# [Listed entries]
== Segment start ==

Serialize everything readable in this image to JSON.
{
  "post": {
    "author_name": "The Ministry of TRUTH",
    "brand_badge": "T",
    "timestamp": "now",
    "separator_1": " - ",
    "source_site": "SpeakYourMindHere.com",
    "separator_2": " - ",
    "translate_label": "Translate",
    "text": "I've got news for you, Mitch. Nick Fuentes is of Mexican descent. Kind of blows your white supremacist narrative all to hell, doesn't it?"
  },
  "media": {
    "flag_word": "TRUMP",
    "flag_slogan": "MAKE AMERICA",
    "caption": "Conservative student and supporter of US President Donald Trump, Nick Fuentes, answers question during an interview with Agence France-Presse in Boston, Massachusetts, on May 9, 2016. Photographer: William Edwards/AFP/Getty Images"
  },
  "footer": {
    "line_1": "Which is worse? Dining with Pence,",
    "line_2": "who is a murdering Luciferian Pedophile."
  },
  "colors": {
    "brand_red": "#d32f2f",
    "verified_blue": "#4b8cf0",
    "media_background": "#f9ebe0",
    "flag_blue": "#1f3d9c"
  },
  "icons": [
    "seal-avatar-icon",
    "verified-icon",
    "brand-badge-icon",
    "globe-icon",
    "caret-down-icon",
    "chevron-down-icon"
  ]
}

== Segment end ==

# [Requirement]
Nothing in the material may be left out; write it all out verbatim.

# [Result of the task]
Serialize everything readable in this image to JSON.
{
  "post": {
    "author_name": "The Ministry of TRUTH",
    "brand_badge": "T",
    "timestamp": "now",
    "separator_1": " - ",
    "source_site": "SpeakYourMindHere.com",
    "separator_2": " - ",
    "translate_label": "Translate",
    "text": "I've got news for you, Mitch. Nick Fuentes is of Mexican descent. Kind of blows your white supremacist narrative all to hell, doesn't it?"
  },
  "media": {
    "flag_word": "TRUMP",
    "flag_slogan": "MAKE AMERICA",
    "caption": "Conservative student and supporter of US President Donald Trump, Nick Fuentes, answers question during an interview with Agence France-Presse in Boston, Massachusetts, on May 9, 2016. Photographer: William Edwards/AFP/Getty Images"
  },
  "footer": {
    "line_1": "Which is worse? Dining with Pence,",
    "line_2": "who is a murdering Luciferian Pedophile."
  },
  "colors": {
    "brand_red": "#d32f2f",
    "verified_blue": "#4b8cf0",
    "media_background": "#f9ebe0",
    "flag_blue": "#1f3d9c"
  },
  "icons": [
    "seal-avatar-icon",
    "verified-icon",
    "brand-badge-icon",
    "globe-icon",
    "caret-down-icon",
    "chevron-down-icon"
  ]
}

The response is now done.